** Assigned task **
Among the entries below, find the lines with "data" and copy them.

Records provided Start Marker

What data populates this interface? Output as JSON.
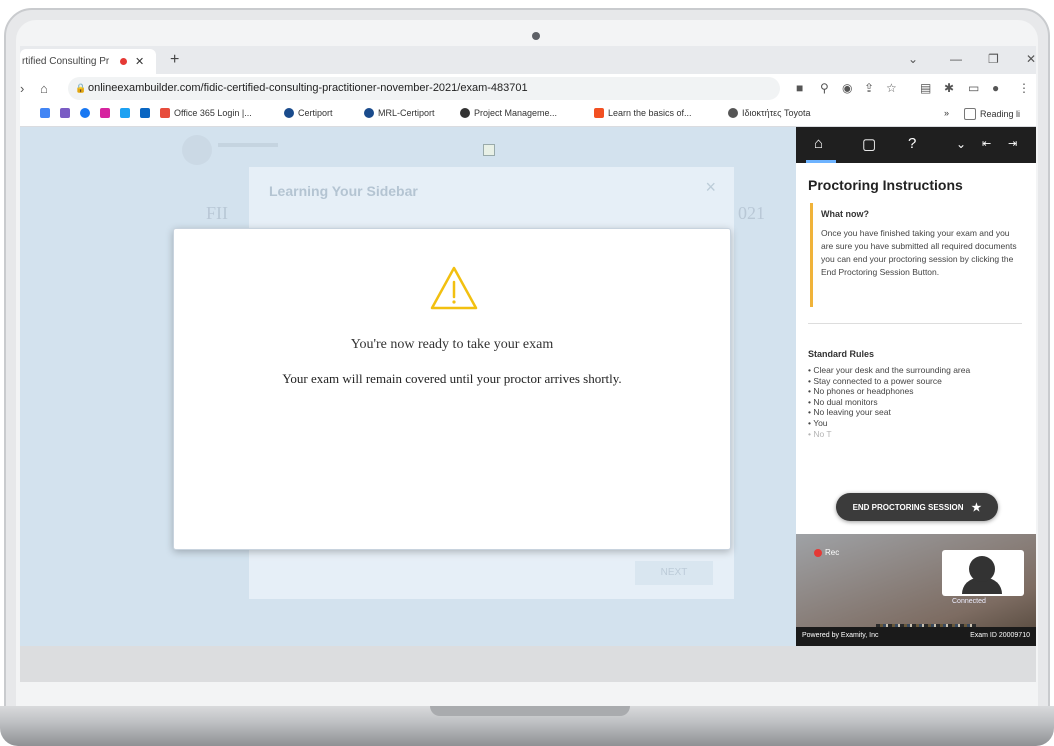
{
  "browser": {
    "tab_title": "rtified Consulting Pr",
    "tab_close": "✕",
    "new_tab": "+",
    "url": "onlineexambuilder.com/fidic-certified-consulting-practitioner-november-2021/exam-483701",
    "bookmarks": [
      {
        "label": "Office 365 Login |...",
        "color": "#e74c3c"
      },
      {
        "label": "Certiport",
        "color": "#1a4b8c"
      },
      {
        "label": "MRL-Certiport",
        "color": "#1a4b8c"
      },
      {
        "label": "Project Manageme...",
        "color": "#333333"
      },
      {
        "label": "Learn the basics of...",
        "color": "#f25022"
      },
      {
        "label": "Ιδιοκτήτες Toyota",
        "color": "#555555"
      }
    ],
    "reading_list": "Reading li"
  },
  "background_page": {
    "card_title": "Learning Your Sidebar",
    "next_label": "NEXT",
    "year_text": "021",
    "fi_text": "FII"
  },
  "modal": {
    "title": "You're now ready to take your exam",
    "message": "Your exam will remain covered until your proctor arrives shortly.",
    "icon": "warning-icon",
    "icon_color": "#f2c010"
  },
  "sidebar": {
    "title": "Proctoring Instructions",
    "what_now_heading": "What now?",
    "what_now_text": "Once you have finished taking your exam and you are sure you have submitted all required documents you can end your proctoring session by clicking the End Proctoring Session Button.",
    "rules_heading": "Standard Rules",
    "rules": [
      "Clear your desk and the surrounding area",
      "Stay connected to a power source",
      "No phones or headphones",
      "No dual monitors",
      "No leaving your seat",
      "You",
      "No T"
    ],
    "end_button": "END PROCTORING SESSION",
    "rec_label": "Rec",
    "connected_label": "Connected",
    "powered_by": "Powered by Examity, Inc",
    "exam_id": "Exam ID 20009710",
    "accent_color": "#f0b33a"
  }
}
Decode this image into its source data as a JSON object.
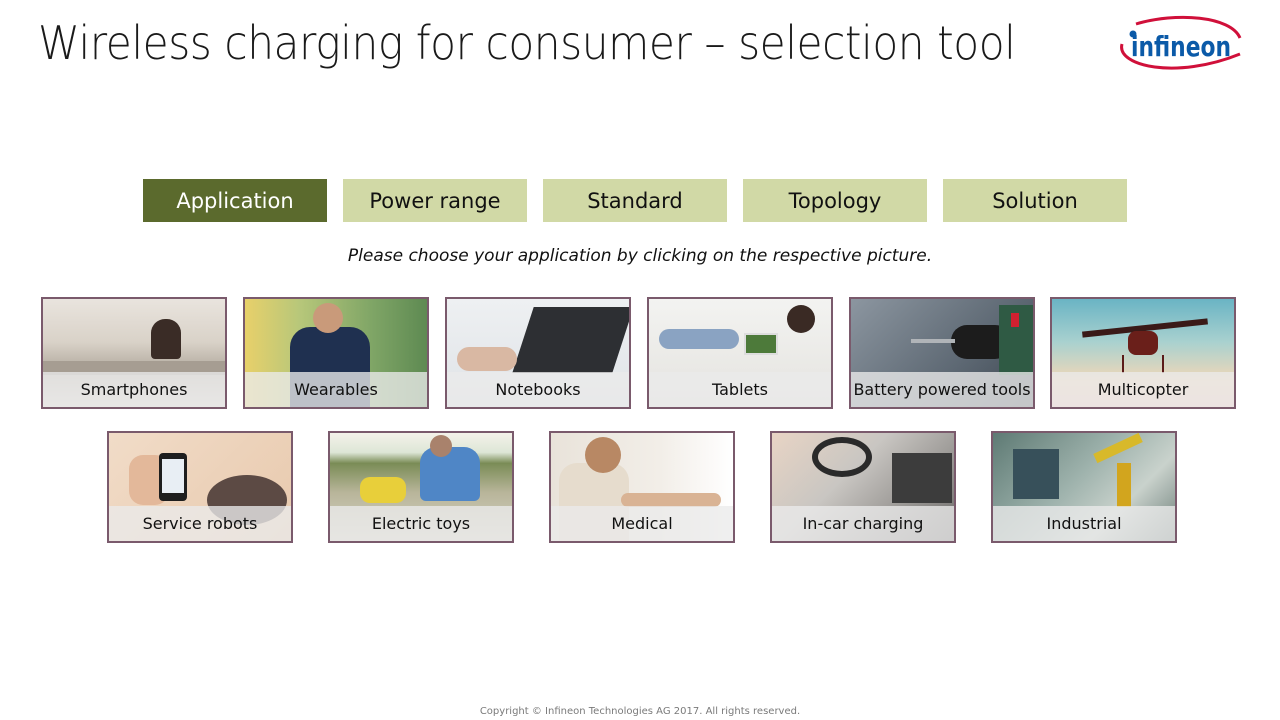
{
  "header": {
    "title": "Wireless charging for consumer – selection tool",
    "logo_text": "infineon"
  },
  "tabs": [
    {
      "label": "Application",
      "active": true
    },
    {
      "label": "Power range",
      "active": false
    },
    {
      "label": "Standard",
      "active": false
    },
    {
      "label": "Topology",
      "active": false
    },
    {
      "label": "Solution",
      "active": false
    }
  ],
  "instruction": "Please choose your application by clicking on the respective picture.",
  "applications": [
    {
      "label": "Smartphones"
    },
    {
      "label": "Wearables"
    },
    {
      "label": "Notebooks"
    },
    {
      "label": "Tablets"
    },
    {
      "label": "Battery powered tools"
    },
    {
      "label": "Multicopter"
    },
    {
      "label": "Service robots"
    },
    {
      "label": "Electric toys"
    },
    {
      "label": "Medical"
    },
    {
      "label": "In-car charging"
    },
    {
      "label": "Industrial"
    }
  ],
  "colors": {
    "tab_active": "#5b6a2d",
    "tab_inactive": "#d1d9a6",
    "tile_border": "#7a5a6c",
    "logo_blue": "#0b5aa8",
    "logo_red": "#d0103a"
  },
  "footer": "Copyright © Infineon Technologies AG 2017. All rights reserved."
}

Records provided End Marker

** Answer to this problem **
What data populates this interface? Output as JSON.
Decode this image into its source data as a JSON object.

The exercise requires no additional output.